↓

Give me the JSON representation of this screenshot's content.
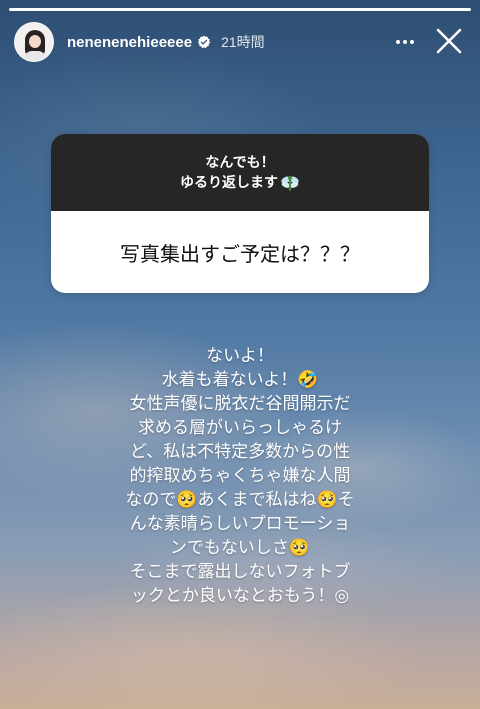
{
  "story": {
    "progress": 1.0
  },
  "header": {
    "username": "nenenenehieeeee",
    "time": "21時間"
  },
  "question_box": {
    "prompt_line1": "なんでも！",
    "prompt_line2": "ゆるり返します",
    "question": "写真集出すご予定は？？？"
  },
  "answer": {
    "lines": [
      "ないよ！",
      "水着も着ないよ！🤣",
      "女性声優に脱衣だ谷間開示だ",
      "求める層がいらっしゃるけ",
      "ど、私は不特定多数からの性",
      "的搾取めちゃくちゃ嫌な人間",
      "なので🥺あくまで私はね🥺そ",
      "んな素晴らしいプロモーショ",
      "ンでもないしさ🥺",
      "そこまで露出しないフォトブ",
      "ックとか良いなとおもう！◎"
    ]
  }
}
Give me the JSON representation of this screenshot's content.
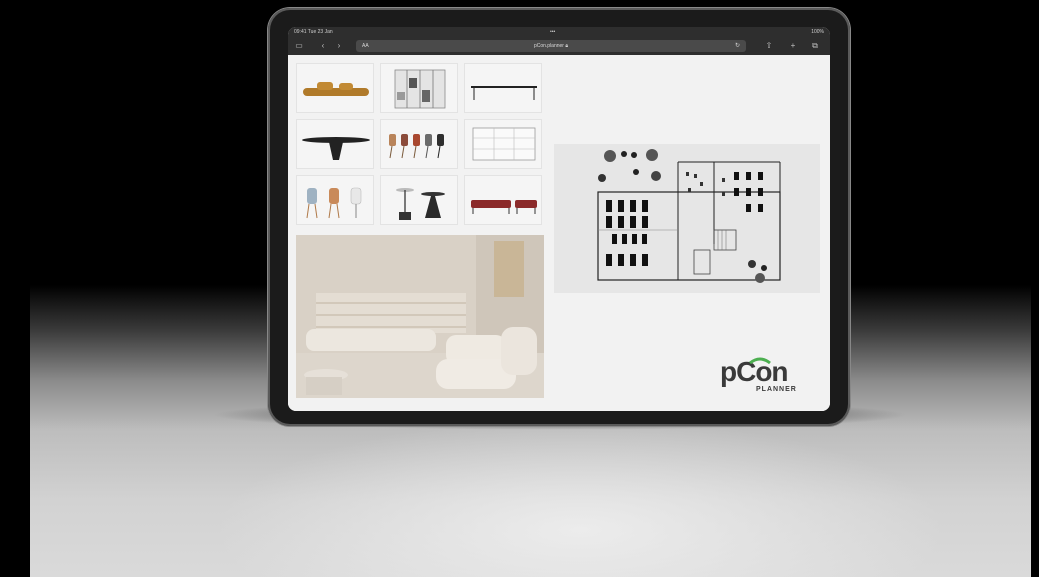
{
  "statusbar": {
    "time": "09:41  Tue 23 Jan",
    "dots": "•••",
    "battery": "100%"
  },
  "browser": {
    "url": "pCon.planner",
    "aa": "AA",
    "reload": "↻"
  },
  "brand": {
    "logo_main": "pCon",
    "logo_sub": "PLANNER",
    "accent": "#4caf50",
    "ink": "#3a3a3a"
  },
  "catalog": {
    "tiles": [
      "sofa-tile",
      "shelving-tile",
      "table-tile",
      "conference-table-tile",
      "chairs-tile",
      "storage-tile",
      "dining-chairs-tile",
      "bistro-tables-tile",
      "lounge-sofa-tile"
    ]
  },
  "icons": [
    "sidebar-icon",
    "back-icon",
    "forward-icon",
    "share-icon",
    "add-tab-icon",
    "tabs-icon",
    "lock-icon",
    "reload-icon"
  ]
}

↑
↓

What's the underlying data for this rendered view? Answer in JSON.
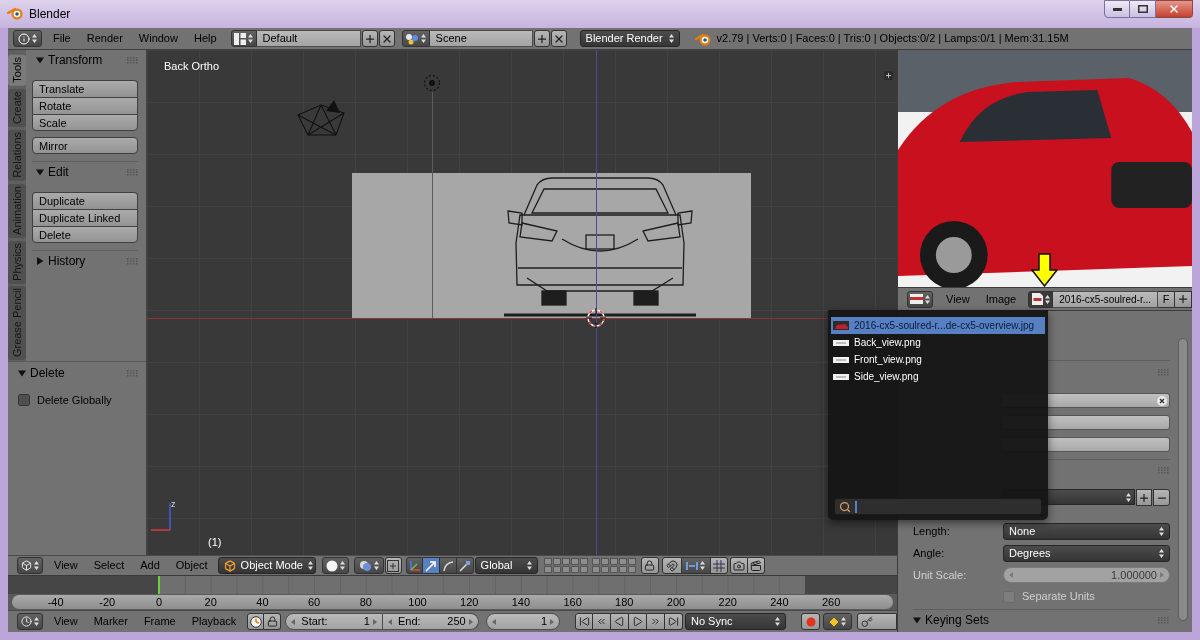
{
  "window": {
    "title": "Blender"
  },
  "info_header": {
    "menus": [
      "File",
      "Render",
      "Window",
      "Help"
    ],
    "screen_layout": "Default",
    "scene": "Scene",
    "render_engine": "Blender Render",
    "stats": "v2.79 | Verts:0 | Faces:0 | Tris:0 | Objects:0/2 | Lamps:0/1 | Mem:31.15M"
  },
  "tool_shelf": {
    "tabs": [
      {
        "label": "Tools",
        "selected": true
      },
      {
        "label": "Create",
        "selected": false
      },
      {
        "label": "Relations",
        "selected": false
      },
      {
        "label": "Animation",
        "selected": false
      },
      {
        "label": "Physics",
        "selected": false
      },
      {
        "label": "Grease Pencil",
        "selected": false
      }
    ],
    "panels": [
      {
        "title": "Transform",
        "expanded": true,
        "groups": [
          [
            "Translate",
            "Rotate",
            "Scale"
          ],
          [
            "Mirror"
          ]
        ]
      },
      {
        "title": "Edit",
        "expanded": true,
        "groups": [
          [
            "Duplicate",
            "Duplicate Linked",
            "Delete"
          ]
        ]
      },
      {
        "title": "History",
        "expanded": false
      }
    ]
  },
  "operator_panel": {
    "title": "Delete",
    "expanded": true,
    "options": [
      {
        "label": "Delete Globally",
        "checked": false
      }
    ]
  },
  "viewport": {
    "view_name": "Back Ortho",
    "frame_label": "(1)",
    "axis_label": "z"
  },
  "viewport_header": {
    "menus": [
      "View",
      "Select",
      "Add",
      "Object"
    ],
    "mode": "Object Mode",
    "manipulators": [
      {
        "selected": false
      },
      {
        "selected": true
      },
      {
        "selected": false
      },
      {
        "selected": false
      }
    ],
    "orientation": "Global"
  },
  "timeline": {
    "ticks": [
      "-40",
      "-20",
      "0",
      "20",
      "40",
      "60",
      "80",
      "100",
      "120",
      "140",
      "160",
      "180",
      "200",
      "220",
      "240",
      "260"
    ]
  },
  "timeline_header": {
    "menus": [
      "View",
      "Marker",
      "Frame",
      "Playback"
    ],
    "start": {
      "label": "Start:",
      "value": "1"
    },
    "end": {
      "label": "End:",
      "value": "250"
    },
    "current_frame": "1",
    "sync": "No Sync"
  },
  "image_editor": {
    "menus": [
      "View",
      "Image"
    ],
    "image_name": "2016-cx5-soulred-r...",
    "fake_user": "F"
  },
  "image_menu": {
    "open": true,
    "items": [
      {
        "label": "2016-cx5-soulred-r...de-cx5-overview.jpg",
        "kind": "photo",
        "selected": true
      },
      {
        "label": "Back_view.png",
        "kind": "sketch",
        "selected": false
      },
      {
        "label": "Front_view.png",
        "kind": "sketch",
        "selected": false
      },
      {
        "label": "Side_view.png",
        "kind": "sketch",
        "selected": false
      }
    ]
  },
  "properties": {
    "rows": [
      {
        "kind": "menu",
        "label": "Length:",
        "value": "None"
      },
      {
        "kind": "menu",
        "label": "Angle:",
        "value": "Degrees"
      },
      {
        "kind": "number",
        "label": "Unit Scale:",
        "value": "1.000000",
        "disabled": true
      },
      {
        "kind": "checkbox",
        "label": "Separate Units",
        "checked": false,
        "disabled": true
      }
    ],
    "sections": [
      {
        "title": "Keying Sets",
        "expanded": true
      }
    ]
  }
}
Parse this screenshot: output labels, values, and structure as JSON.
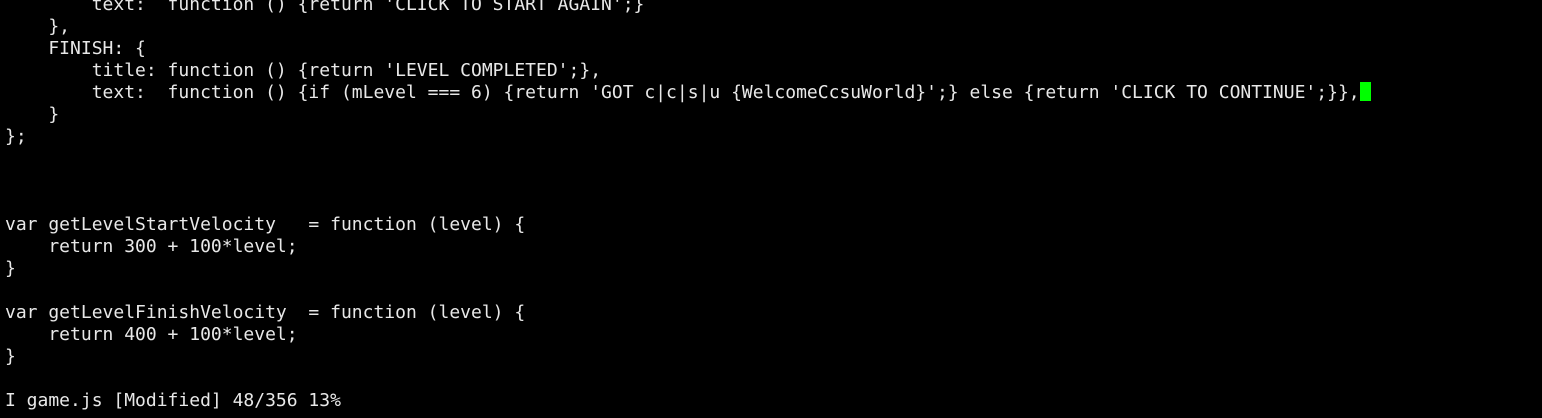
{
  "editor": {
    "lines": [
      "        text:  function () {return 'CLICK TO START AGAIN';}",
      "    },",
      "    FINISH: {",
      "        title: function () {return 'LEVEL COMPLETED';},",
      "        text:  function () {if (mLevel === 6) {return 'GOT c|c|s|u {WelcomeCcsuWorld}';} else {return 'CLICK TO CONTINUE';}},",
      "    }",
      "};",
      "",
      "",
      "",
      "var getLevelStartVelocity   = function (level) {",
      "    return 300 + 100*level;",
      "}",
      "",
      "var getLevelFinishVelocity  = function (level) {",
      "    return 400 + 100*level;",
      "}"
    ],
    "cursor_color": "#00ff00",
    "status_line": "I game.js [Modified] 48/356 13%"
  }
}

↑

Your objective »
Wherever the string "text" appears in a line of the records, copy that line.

Problem solution »
      "        text:  function () {return 'CLICK TO START AGAIN';}",
      "        text:  function () {if (mLevel === 6) {return 'GOT c|c|s|u {WelcomeCcsuWorld}';} else {return 'CLICK TO CONTINUE';}},",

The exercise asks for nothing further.